- Other itemized deductions (charitable contributions, etc.)
- Decreasing the standard deduction
- Increasing tax rates
How this impacts you
Here’s where the coming tax changes affect you. The proposed tax changes will increase the standard deduction and decrease tax rates. If the standard deduction for married couples is increased to $30,000 then you’ll gain no benefit from any amount of mortgage interest below $30k/year.
I did some quick calculations with various loan amounts and interest rates. All of these assume that you are in the 25% tax bracket, you get a standard loan with 20% down and property taxes (which are also deductible) are 1% of the property value per year. The total tax value is calculated as ((total itemized deductions – standard deduction) * tax rate) = total tax value.

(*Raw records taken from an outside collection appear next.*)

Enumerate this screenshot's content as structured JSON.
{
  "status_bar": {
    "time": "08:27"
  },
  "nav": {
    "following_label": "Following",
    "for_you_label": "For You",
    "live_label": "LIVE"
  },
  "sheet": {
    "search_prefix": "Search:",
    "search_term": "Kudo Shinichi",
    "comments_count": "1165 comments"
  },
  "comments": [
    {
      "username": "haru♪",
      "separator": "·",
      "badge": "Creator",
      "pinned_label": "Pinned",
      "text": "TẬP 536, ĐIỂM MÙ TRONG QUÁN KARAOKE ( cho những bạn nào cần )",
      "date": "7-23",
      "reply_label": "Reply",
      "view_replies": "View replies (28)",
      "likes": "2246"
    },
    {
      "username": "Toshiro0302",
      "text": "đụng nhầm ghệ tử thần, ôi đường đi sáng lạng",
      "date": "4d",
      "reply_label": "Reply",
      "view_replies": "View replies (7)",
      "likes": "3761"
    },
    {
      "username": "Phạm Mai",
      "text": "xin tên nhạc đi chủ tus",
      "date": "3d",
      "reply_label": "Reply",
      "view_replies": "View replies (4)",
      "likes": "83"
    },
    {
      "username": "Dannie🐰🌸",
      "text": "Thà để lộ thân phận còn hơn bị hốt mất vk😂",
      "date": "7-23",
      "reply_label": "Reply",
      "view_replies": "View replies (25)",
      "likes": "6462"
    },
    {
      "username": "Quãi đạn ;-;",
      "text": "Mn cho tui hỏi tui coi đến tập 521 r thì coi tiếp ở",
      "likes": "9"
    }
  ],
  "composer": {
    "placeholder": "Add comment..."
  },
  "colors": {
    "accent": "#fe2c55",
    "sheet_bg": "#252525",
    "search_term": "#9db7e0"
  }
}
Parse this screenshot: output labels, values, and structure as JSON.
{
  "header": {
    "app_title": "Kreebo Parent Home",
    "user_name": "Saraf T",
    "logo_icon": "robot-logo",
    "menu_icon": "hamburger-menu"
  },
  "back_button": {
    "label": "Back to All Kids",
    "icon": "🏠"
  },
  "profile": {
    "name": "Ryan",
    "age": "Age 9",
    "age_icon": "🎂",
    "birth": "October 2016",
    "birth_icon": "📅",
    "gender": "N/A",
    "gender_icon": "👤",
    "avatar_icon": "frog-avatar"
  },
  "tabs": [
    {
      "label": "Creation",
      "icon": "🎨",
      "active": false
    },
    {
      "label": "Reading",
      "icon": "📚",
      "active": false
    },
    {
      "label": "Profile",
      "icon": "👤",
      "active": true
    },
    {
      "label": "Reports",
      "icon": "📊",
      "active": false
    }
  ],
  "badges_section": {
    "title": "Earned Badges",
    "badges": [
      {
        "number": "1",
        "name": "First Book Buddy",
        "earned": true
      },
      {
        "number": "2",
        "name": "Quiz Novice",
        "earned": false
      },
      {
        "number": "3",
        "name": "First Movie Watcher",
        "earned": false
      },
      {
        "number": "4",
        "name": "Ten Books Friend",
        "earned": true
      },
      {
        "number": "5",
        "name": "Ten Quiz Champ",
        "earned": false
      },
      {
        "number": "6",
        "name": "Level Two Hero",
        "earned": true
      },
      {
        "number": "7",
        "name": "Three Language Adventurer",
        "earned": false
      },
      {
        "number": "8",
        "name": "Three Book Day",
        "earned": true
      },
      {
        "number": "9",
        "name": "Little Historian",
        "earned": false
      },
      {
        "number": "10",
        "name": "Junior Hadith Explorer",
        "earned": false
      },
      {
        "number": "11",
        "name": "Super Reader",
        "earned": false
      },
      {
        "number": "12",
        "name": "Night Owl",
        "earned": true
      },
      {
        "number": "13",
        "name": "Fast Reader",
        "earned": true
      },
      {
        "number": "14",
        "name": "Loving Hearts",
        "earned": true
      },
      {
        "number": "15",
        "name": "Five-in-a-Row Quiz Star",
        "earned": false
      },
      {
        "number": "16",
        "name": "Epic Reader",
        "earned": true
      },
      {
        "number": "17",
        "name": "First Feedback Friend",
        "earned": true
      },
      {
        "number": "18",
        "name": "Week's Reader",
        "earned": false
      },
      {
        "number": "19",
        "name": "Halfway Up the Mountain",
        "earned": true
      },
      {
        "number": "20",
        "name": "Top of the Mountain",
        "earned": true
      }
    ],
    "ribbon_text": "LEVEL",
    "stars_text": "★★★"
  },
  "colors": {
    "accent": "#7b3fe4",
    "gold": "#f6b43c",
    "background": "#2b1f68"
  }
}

Example 4: $600,000 house, $480,000 loan @ 4.5%.
- Mortgage interest in year 1 = $21,441.59
- Property taxes = $6,000
- Total itemized deductions = $27,442.59
- Total tax value = $0
Example 5: $600,000 house, $480,000 loan @ 5.5%.
- Mortgage interest in year 1 = $26,238.62
- Property taxes = $6,000
- Total itemized deductions = $32,238.62
- Total tax value = $559.66
Example 6: $800,000 house, $640,000 loan @ 4.5%
- Mortgage interest in year 1 = $28,588.78
- Property taxes = $8,000
- Total itemized deductions = $36,588.78
- Total tax value = $1,647.20
Note: These numbers are for the first year of your mortgage. For each successive year the mortgage interest decreases. For Example 6 the total itemized deductions drop below the standard deduction by year 12.
The impact of the proposed changes are pretty obvious – your home mortgage is about to become significantly less valuable from a tax deduction standpoint. Unless you have a large mortgage that results in you paying a lot of interest, it’s unlikely that you’ll see any tax benefit from the mortgage deduction.
What you should do
First, you should prepay any interest before the end of 2016. Make your January payment in December (and be sure to tell your mortgage company that the payment should be applied against your January bill. Otherwise they’ll likely credit the payment as towards your principle, which will have no benefit tax-wise).
Second, you should seriously look at paying off your entire mortgage as soon as possible. Given that the market is significantly overvalued today you’re probably looking at where to put your money other than the stock market. I’d recommend 2 things:
- Build a significant cash reserve. Some people call this “dry powder” – the idea is to have money on hand so you can take advantage of deals if and when they become available. Remember that just because you have money doesn’t mean you need to invest it immediately. Cash provides stability and strengthens your personal financial statement.
- Pay off your mortgage. As shown above, your mortgage is about to become much less valuable. It might be the case that your mortgage produces a tax savings today, but the combination of lower taxes, higher standard deductions, and the inevitable reduction in your loan value might mean there’s no tax savings next year. If your interest rate is 4% that means you’ll be earning a guaranteed 4% on your money – that is significantly higher than Treasuries, corporate bonds, CDs, or savings accounts.
A big caveat here – all of this applies to your personal residence. It does NOT apply to mortgages held on investment properties. There’s no standard deduction equivalent for investment properties, which means all mortgage interest is deductible for your investments. As a result, I do not plan on prepaying the mortgages on my investment properties at this time.
Questions for you
Have you considered this effect on the value of your home loan? Do you plan on paying off your home loan? What are you doing with your money today?